What you’ll find: Hoffman explains: “The Chestnut Grill has an old-fashioned, dark-wood bar just off Germantown Avenue in Chestnut Hill. The bar itself would be reason enough to go — it's voluptuous and inviting in a 19th-century way. What makes me a regular is the precise and delicious cooking of a wide-ranging menu. I can't believe that I'm lucky enough to get jumbo goat cheese ravioli with garlic brown butter and roasted pepper or grilled fish tacos that are so freshly luscious and so cheap.
“It doesn't hurt that they have a decent selection of bottled beer and that Chimay is always on tap. Service is uncannily great. Hospitality professionals could all spend an hour or two picking up service hints. And in warm weather, when the townies are strolling the boulevard in their madras shorts with golden labs and Kerry blues, the people watching is superb.”
Atmosphere: A Philly-style mix: people of all shapes, sizes and backgrounds.
Favorite Dish: The ravioli. Is there anything better than garlic brown butter?
8229 Germantown Ave., chestnuthillgrill.com
Recommended by: Meghan de Haan, a hospitality management student.
What you’ll find: Conveniently located a few blocks from Rittenhouse Square, Bellini is the quintessential hole-in-the-wall restaurant for all your Italian cuisine needs.
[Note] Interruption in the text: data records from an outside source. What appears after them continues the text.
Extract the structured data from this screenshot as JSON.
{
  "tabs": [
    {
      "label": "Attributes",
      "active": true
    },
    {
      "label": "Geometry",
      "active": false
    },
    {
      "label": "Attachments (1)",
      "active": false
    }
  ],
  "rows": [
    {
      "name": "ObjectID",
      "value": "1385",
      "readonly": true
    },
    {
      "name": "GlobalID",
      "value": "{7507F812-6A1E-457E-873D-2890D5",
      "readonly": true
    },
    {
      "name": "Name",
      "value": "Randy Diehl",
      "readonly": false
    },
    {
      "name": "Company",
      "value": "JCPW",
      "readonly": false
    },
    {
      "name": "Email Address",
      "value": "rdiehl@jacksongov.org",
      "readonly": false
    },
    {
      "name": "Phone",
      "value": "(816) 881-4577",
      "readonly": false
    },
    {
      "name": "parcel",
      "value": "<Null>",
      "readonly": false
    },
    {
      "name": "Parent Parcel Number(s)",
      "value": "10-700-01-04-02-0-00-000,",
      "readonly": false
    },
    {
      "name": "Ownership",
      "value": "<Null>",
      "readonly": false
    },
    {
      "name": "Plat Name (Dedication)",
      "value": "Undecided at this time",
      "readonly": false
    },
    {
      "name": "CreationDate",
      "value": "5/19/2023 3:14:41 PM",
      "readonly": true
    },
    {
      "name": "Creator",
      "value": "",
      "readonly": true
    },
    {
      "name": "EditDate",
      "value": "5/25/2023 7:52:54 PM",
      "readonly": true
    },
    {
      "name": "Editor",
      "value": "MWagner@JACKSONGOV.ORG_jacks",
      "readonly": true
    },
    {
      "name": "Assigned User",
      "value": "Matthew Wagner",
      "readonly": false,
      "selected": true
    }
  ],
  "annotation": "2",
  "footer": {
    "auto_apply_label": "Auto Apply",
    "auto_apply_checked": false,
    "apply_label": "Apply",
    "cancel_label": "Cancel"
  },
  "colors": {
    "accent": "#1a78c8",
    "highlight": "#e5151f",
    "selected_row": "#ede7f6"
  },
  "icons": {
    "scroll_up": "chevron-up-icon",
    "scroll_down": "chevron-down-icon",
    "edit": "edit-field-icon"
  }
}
Their homemade pasta — available in regular, whole-wheat and gluten-free varieties — is a specialty that is sure not to disappoint, whether in the form of simple capellini al pomodoro fresco, or a more complicated fusilli all’amatriciana. The service is friendly and welcoming with a sense of humor. While this charming Italian gem is BYOB, it does offer a fine selection of wines. Whether you’re celebrating an important occasion or just having a weeknight dinner, Bellini will be sure to fit your fancy.
Atmosphere: Old-school Italian, complete with murals on the walls.
Favorite Dish: Anything and everything pasta.
220 S. 16th St., bellinigrill.com